It wasn’t easy, and in some ways, it speaks to the somewhat antisocial nature of the Cougars — many of whom are married, and others, like graduate senior Matt Haarms, who was recently named WCC Defensive Player of the Year, and Alex Barcello, who lived with Haarms and spent plenty of non-game nights at home playing board games and away from the public.
But by doing so, the Cougars made it to the end of the regular season.
And they aren’t done yet. BYU will open the WCC Tournament in Monday’s semifinals, where the Cougars will face any of three opponents: Pacific, Santa Clara or Portland.
Just getting to this point has been a challenge, and deserves high praise. But like Barcello told the 1,700 or so fans in the Marriott Center after senior night: they aren’t done yet.
“I know to us seniors, it means everything,” Barcello expounded to reporters after the game. “It’s our last year. I really give credit to our coaching staff, with how hard they worked. Every game that got postponed or canceled, they were calling 30 teams to try to get a game in a day or two.
“They believe in us so much that they don’t care who we play. We just want to play games … and I give all the credit to them. I really believe that’s why we played 20-plus games this season.”
From online classes to Zoom media interviews to coaches’ show interviews conducted with social distancing and teleconferences, BYU’s players deserve credit for taking seriously a lengthy list of COVID-19 protocols, approved by the university’s medical team and following local, state and CDC guidelines.
After practice in the Marriott Center Annex, players go straight home; they’ve only been out in public for a bite to eat a handful of times, if it all, Barcello admitted. Whether restrictions called for it in the country or county, the Cougars were — for the most part — under significant lockdown.
But Barcello was willing to go through it all. After all, taking BYU back to the NCAA Tournament was the least he could do after the school took him in a “broken” state, he said recently during a “Deep Blue” feature on BYUtv.
“The end of my sophomore season, I just came to the conclusion that if I still wanted to follow my dreams, I needed a bigger opportunity,” Barcello said of his decision to transfer from Arizona. “I needed to go somewhere that is going to love and care about me as a person, and as a basketball player.
“It was a rough summer for me; kind of like a roller coaster — ups and downs.”
But with March entering and the postseason on the horizon — both in Las Vegas and further away in Indianapolis — it’s all proving to be worth it.

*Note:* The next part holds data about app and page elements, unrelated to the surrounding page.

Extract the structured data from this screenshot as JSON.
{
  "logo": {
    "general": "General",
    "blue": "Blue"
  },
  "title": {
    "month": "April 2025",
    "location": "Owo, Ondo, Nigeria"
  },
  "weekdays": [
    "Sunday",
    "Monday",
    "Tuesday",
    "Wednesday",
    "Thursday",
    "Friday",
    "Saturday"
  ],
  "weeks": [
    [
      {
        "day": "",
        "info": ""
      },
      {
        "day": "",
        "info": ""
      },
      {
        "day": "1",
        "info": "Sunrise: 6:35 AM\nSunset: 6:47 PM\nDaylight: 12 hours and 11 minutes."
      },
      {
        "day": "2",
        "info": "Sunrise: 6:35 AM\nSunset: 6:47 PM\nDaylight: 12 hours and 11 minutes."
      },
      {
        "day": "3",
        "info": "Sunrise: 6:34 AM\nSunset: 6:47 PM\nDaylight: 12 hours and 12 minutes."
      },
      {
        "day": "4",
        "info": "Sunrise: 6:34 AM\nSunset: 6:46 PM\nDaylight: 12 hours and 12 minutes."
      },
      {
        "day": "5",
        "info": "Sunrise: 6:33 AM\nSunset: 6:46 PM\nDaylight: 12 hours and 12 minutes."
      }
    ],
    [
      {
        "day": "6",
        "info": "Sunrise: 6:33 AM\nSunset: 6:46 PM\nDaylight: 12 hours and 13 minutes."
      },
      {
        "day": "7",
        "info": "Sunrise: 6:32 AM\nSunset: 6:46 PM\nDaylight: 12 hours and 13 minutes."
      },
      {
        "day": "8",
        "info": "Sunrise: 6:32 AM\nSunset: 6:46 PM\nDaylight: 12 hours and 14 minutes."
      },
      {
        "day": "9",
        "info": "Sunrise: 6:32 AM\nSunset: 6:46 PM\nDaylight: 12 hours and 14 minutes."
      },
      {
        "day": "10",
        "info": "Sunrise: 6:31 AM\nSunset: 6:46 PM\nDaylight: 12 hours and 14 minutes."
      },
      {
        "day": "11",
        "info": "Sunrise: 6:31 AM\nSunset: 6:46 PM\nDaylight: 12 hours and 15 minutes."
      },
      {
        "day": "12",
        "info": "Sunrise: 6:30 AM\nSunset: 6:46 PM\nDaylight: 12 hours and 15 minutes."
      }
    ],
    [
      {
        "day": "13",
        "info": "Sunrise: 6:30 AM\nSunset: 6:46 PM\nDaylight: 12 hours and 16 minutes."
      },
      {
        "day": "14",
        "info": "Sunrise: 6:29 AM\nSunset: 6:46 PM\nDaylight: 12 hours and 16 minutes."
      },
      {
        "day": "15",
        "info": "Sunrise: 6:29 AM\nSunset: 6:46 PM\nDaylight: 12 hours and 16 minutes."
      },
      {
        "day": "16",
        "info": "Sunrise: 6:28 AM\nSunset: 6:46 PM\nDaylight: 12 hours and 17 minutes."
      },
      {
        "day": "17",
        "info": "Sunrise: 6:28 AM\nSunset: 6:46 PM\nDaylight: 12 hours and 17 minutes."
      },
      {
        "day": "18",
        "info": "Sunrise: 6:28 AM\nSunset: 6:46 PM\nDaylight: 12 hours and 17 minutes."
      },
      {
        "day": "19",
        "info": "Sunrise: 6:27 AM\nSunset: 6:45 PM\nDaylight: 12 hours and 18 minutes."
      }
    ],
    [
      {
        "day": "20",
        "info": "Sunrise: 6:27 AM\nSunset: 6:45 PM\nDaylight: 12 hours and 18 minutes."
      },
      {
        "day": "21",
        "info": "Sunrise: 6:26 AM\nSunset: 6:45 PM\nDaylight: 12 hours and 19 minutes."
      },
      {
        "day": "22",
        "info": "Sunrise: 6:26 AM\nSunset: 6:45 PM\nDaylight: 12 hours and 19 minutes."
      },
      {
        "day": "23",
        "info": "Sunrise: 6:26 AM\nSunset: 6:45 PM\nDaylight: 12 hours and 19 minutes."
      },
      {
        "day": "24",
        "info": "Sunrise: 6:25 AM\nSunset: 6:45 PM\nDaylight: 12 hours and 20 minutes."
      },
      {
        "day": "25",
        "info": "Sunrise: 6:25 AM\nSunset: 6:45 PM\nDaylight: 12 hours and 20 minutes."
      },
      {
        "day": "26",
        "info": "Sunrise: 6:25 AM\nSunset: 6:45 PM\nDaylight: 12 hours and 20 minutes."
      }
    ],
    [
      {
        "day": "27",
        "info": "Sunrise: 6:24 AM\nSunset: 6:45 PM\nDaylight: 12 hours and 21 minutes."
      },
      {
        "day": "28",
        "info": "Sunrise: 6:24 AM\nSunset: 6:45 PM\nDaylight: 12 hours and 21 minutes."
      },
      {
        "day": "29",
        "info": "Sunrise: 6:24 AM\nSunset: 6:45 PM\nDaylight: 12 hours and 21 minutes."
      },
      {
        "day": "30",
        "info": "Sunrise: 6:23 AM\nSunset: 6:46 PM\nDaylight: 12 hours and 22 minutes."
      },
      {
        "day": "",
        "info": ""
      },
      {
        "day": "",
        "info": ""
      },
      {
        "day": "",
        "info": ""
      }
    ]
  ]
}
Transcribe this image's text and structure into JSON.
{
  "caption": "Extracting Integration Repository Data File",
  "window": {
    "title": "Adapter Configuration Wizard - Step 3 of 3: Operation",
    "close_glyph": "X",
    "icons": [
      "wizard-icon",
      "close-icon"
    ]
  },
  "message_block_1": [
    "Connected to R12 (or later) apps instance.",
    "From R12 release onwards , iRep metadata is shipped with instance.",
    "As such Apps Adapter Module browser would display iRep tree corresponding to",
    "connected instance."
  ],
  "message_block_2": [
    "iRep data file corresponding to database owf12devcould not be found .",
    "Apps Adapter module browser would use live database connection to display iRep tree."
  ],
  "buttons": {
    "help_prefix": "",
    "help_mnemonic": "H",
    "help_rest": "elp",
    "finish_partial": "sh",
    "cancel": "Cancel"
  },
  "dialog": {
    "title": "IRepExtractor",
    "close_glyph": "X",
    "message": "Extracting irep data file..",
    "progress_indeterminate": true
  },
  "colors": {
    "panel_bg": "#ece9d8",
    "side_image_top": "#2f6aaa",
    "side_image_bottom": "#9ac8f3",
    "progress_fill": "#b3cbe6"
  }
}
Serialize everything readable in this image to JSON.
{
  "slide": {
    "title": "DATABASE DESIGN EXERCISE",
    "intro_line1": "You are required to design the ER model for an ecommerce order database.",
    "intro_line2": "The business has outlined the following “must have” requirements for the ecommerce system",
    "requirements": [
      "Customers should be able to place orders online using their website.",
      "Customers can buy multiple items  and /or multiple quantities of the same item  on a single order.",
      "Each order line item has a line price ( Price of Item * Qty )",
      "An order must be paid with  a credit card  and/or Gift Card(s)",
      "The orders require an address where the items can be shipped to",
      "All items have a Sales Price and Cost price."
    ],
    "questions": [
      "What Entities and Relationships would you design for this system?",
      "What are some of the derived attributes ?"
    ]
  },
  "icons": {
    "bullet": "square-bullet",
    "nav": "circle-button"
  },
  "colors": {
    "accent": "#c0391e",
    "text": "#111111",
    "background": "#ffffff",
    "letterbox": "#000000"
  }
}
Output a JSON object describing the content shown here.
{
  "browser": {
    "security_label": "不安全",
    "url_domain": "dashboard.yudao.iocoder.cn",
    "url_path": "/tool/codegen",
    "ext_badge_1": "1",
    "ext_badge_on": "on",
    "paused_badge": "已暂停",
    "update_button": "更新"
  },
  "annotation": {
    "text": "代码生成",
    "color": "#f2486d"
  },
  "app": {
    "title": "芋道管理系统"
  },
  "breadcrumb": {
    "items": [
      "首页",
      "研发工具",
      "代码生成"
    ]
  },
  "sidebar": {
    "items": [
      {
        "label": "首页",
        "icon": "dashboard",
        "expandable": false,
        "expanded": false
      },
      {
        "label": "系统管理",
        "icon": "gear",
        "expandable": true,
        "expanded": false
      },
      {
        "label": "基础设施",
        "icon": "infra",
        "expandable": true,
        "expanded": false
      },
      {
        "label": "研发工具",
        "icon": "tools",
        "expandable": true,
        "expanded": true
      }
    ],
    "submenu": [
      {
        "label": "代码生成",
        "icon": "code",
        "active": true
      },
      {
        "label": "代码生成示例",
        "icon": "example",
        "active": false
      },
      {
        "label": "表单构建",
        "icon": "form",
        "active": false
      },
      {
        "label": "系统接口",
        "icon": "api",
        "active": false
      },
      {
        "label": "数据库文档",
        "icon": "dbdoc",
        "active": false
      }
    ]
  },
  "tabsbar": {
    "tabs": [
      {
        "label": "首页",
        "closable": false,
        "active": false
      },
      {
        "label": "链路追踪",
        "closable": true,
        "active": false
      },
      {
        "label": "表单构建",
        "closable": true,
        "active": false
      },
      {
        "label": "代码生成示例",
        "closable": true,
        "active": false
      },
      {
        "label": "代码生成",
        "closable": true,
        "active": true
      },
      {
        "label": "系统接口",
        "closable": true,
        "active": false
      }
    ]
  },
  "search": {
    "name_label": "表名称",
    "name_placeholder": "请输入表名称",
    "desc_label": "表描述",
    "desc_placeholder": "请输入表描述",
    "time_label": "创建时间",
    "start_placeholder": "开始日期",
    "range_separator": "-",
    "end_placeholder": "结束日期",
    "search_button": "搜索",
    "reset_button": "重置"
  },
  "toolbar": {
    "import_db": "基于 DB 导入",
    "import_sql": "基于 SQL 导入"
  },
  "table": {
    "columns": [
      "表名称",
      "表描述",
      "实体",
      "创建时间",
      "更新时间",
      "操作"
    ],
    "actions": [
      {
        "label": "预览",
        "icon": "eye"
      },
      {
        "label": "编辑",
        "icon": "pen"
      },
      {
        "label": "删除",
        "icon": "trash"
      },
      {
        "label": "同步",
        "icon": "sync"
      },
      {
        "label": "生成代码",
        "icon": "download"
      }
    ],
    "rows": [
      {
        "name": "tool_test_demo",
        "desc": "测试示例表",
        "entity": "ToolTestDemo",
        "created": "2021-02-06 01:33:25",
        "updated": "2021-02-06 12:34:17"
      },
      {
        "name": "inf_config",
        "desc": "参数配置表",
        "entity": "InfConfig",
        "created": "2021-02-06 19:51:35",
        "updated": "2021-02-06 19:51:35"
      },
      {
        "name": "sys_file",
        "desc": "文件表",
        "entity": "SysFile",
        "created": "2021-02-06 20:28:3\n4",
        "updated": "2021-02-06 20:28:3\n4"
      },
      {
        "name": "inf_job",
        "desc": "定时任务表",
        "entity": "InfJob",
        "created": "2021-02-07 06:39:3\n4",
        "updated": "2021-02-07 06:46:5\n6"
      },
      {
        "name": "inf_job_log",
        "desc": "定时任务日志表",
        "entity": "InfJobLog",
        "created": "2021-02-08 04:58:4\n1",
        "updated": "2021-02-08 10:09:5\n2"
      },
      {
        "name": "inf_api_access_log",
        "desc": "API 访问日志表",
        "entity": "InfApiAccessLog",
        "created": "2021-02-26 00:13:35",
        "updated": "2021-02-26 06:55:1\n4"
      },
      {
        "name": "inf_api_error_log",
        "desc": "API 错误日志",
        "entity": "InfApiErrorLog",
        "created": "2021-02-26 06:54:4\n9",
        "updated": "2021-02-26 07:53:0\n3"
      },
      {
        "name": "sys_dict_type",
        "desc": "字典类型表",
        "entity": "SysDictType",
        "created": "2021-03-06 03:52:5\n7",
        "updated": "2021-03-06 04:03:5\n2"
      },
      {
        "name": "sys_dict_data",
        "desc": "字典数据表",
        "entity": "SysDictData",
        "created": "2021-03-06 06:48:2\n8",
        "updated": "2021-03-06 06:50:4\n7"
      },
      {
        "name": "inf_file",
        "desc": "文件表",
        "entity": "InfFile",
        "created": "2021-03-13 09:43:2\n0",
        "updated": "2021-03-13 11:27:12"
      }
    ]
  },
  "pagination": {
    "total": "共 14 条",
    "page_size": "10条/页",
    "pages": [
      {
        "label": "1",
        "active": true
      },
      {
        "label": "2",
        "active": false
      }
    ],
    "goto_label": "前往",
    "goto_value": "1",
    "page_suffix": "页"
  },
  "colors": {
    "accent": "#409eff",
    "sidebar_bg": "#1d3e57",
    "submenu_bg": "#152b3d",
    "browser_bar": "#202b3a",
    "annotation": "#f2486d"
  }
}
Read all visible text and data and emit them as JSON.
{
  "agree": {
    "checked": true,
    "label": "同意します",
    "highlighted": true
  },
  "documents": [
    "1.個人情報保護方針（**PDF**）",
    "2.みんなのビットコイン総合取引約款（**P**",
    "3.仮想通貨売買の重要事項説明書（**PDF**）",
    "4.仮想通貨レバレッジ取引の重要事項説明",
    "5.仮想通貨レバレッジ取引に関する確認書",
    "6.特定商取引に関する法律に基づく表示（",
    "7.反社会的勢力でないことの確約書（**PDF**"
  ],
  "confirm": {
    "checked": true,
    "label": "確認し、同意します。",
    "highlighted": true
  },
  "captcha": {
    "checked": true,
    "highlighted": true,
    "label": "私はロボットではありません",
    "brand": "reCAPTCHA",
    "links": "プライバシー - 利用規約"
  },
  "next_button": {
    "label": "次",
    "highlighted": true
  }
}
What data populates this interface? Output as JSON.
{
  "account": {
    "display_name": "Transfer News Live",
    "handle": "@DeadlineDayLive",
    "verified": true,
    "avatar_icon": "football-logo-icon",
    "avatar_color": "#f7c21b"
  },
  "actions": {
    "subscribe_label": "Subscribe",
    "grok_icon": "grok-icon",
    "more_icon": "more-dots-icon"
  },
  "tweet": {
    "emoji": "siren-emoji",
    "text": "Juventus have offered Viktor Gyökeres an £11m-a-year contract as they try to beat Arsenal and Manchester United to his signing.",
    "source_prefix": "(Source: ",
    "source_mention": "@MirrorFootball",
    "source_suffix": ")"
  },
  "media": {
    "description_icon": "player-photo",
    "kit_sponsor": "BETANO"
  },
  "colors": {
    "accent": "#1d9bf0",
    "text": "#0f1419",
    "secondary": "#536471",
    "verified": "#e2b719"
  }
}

“It’s honestly crazy,” senior Brandon Averette said. “I just thought about it; we never had any COVID during the season, and I think it’s just a test to the maturity of how we took this season. We knew the precautions we’d have to take, not being able to hang out like we normally do. But we stayed locked in on what we needed to do to play these games.”
A win Monday would give BYU a 20-win season for the 14th time in 15 seasons, and for the second time under Pope. The only time the Cougars have fallen short was in 2018-19, as legendary coach Dave Rose was retiring.
But to bring it back to Barcello: they want more.
“At the beginning of the year, we had one goal,” he said, “and that was to win as many games as possible and to win a conference championship — to make a run in the NCAA Tournament.
“A lot of people counted us out this season. That didn’t stop us. We knew it was going to be hard, but we just put our heads down and went to work.”
West Coast Conference men’s basketball tournament
Orleans Arena, Las Vegas
Thursday, March 4
Game 1: San Francisco vs. San Diego, 7 p.m. MT (Stadium)
Game 2: Santa Clara vs. Portland, 10 p.m. MT (Stadium)
Friday, March 5
Game 3: LMU vs. Game 1 winner, 7 p.m. MT (Stadium)
Game 4: Pacific vs. Game 2 winner, 10 p.m. MT (Stadium)
Saturday, March 6
Game 5: Saint Mary’s vs. Game 3 winner, 7 p.m. MT (ESPNU)
Game 6: Pepperdine vs. Game 4 winner, 9 p.m. MT (ESPN2)
Monday, March 8
Semifinal 1: Gonzaga vs. Game 5 winner, 7 p.m. MT (ESPN)
Semifinal 2: BYU vs. Game 6 winner, 10 p.m. MT (ESPN2)
Tuesday, March 9
Championship game, 7 p.m. MT (ESPN)